But what do we know about Mr Troughton's long history after reading this book? Disappointingly little. For really, in some ways, this is less about Patrick Troughton the actor, and more about a man's relationship as a father, with his young child; a child who was understandably sad and hurt to have been abandoned for the 'love' of a woman who wasn't his mother, and the children she and PT were to have together. This book while acknowledging the 'other' family, the 'other' partners, and wives, only superficially deals with them. For example, we know little about Pat's second wife other than they married and that fact was discovered by Michael from a newspaper. Michael met and had a bad meal with her and his father once and got sick and maybe didn't go round to his father's new place after that. Maybe he and his step-mum just didn't get on. Who knows? It's never really said one way or the other. No clues as to whether she was spoken to in researching the book, or even if she is still alive. And "Bunny' his long standing partner, and their children. There was very little about them, or how they saw things, at the time things happened, or reflecting on events now.
What the book does do well is to fill in our knowledge of Pat's early days from birth to his road to drama school, early theatre, tv and film. This was all nicely cataloged, with some good picture research, without much obvious attempt to contact actors, directors etc who might still be around for comment. One or two actors, and old friends, are quoted without getting any great perspective on events. And Michael's brother David is THE big glaring omission in the book. Even his sister, Joanna, seems to have little to say. There seems to have been access to Pat's diaries which are quoted a few times in the book, but nothing is really reflected upon in any depth.
There is a better biography to be written about Mr Troughton than this book; more detail on his work by those who worked with him would have been interesting, and more from his family about how they saw him while growing up and looking back.
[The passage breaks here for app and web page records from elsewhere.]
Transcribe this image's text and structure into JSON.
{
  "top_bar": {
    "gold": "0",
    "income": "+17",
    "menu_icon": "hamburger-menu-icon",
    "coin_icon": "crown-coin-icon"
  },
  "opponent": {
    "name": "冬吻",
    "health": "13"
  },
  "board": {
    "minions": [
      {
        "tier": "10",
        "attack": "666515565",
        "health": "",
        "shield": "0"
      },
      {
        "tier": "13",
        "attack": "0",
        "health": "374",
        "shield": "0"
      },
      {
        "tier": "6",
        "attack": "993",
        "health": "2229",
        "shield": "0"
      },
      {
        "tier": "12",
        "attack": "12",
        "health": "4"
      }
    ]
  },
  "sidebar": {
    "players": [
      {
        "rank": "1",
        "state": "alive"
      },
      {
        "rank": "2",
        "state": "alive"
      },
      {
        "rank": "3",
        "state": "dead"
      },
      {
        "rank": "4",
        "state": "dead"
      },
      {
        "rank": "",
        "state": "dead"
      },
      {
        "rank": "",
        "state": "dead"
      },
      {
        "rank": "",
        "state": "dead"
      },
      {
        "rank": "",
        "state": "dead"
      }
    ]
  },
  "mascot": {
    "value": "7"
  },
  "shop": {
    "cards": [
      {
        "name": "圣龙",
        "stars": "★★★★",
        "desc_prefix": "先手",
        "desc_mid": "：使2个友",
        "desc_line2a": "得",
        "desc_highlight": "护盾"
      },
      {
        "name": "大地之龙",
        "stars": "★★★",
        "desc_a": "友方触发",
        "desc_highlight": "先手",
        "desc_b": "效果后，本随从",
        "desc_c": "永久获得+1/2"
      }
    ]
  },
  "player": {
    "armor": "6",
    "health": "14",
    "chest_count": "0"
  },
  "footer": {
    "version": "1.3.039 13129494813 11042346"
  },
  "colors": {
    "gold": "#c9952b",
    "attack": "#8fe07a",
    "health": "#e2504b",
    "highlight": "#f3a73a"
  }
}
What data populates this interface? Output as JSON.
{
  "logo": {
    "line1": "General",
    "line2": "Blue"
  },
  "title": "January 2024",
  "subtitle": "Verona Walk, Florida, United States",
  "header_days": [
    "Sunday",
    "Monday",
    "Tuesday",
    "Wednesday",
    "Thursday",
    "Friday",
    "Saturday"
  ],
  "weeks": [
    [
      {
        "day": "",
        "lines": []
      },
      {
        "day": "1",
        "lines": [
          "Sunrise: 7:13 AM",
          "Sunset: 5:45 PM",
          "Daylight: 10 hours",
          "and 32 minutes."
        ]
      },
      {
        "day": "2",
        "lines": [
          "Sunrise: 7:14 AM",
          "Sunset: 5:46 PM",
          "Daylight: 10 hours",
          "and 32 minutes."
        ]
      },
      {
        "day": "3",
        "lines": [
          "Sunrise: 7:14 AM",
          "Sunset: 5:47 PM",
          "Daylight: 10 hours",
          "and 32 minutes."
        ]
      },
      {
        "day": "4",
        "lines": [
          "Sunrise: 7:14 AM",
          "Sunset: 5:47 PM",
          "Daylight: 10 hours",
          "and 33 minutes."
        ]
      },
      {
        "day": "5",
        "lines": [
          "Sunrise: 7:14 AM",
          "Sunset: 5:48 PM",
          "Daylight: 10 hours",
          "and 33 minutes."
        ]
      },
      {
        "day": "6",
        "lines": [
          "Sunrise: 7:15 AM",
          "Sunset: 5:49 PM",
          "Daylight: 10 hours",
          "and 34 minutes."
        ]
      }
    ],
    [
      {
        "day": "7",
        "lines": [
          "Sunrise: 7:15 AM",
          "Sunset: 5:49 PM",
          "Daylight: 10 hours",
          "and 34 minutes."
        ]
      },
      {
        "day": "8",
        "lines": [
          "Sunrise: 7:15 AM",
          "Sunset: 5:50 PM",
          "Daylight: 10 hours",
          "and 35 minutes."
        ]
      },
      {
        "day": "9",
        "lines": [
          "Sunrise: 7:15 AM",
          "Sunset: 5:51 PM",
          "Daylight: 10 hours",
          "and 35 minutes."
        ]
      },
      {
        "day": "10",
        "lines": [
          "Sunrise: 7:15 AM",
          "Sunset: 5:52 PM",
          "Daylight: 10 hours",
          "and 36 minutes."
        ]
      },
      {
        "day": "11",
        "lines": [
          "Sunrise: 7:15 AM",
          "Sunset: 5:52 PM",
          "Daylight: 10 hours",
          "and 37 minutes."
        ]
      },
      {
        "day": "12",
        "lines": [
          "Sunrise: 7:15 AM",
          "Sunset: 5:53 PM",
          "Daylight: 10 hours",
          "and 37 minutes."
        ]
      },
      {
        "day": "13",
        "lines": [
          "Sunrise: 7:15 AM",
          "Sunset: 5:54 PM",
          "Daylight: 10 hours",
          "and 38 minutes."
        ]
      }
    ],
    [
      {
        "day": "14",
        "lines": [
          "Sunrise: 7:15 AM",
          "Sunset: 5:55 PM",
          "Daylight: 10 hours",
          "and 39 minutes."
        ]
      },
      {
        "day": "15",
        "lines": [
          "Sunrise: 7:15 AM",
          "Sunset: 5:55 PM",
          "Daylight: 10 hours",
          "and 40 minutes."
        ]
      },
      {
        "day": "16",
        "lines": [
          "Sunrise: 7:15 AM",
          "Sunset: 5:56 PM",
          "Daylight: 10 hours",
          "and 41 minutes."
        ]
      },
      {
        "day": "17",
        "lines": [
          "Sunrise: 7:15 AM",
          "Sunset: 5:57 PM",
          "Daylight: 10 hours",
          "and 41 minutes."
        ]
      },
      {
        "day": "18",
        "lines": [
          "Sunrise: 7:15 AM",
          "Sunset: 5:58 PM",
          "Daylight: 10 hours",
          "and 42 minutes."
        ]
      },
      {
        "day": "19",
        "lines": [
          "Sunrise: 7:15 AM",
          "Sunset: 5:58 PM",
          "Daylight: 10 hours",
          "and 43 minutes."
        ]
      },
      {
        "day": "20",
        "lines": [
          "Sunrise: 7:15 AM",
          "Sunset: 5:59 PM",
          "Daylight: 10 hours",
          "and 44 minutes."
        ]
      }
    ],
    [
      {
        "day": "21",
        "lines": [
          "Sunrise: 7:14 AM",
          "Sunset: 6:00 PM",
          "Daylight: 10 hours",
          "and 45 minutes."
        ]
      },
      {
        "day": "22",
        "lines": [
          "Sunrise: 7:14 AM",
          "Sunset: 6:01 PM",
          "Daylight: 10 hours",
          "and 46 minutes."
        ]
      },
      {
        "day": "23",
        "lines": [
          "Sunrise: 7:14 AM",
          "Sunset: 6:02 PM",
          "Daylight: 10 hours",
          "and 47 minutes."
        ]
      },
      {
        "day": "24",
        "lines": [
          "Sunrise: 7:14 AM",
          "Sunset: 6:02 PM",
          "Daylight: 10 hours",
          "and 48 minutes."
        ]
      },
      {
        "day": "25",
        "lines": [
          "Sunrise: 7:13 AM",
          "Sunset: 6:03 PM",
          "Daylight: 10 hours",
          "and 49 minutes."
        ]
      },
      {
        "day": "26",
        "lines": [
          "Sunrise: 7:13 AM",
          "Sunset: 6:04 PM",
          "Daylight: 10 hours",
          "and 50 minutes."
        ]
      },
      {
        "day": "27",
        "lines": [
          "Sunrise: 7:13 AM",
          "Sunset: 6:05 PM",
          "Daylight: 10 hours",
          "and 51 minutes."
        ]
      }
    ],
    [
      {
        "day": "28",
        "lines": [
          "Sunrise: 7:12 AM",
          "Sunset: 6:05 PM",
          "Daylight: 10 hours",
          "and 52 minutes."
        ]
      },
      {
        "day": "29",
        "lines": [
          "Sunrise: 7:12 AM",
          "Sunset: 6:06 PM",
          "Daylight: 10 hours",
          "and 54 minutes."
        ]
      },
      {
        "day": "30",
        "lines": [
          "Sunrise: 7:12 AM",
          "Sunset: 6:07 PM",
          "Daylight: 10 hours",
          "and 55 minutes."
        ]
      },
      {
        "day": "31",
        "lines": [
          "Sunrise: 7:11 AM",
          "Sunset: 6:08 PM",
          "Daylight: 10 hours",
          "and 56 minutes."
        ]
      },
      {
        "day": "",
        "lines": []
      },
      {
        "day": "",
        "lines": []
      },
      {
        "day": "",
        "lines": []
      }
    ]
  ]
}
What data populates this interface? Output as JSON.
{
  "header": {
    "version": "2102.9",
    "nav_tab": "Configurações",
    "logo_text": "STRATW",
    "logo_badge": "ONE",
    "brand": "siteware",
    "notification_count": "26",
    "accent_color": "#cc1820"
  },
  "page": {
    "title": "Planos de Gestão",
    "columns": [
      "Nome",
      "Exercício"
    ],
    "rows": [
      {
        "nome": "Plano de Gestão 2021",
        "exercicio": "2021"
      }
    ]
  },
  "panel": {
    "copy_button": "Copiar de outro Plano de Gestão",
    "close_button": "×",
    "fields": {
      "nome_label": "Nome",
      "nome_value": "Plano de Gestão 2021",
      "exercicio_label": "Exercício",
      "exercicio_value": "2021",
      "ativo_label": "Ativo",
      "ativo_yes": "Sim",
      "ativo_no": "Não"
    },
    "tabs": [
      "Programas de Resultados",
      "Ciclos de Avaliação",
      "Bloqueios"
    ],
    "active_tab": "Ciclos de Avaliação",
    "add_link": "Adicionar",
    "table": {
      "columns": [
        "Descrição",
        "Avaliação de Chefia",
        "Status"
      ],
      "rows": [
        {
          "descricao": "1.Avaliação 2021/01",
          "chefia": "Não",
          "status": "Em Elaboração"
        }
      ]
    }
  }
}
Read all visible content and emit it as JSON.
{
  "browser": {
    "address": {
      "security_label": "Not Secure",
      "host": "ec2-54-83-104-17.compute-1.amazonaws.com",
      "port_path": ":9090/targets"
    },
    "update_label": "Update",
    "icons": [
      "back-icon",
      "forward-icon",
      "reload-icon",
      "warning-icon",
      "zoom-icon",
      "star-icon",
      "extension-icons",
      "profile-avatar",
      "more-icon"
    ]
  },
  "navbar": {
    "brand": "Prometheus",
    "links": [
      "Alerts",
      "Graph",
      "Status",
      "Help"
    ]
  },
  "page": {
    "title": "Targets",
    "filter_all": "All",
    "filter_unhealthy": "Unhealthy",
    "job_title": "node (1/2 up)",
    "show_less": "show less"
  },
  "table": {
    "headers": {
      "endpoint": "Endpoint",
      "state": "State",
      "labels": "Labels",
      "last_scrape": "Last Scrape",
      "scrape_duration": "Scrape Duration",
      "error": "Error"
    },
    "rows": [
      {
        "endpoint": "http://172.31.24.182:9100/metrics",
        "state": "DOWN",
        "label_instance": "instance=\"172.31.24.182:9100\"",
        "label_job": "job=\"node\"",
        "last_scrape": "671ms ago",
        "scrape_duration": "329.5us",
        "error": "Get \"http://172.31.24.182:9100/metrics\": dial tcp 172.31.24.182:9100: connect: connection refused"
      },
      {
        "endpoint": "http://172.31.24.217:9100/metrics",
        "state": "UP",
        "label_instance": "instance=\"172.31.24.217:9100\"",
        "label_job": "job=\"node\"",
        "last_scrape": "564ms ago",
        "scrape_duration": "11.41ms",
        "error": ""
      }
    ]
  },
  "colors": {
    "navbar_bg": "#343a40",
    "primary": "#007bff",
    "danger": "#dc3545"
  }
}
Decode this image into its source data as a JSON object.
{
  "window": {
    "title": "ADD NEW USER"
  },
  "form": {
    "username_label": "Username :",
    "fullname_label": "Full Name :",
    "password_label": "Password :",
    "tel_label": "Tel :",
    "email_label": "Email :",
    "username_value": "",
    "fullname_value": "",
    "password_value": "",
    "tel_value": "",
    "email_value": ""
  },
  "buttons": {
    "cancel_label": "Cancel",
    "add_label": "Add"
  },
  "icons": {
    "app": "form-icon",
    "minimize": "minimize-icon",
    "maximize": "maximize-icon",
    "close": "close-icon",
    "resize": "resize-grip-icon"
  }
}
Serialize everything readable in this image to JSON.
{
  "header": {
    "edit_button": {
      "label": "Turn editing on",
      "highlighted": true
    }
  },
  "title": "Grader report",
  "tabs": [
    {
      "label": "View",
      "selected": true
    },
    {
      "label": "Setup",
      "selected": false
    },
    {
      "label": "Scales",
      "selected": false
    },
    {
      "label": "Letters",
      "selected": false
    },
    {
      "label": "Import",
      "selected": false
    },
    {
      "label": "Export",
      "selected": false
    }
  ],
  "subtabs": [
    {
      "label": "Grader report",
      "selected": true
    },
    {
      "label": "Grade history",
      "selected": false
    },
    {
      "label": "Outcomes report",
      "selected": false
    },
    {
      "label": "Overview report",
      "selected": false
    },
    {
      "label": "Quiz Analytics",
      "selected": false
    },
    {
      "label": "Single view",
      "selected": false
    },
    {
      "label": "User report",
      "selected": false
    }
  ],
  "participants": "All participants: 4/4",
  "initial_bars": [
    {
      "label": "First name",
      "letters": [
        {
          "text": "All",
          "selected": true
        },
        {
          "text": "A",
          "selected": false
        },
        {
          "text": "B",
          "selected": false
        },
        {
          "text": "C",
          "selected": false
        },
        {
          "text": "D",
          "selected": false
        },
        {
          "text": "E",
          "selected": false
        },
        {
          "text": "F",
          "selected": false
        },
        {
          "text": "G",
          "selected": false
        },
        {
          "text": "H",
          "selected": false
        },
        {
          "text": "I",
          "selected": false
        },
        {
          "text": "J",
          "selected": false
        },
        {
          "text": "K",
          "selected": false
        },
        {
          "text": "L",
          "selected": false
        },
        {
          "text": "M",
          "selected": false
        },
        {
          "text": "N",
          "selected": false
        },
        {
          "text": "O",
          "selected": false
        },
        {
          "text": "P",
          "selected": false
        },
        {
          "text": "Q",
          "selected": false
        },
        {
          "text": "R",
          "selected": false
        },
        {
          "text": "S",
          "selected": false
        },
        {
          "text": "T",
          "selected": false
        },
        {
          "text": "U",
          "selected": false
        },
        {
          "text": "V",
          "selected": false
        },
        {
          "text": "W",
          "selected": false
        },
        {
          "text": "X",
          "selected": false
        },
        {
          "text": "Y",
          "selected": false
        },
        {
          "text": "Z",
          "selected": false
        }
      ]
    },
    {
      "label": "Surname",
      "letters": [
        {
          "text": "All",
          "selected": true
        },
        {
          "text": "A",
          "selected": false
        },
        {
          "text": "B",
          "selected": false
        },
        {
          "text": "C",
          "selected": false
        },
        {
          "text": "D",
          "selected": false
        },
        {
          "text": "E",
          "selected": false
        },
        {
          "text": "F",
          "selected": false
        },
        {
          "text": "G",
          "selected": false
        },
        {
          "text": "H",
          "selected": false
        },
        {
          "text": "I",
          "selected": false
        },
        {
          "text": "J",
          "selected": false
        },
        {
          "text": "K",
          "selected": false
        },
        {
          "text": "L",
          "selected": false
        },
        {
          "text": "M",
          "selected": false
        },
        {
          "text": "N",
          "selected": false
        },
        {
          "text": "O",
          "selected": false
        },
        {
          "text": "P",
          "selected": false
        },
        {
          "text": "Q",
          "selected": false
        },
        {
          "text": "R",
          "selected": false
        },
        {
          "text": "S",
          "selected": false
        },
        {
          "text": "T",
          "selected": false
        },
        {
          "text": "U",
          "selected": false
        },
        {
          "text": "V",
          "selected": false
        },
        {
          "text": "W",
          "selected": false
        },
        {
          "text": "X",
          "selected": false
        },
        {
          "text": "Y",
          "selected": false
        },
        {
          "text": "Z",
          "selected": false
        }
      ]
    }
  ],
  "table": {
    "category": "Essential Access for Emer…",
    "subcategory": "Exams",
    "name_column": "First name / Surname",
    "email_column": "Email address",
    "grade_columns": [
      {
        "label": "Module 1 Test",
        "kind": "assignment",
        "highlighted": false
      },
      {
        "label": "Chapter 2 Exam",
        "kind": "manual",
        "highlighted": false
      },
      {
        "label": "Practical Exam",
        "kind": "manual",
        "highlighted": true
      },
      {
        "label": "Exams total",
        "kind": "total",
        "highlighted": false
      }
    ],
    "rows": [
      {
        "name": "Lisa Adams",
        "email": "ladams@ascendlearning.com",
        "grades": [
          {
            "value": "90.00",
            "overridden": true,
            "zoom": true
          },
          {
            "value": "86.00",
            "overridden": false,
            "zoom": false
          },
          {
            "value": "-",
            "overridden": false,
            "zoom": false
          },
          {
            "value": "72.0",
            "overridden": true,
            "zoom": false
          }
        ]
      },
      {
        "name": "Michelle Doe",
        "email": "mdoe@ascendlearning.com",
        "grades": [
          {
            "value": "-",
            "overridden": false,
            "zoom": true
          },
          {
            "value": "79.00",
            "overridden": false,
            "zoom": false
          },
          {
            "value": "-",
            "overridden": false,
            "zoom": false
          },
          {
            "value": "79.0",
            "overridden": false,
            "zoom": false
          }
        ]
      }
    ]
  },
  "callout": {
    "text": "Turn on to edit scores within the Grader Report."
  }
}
It doesn't need the salacity, but an exploration of events may explain more about the man. But, as a personal memoir about a son's relationship (or lack of) with his father, this book does have insightful, emotional, moments.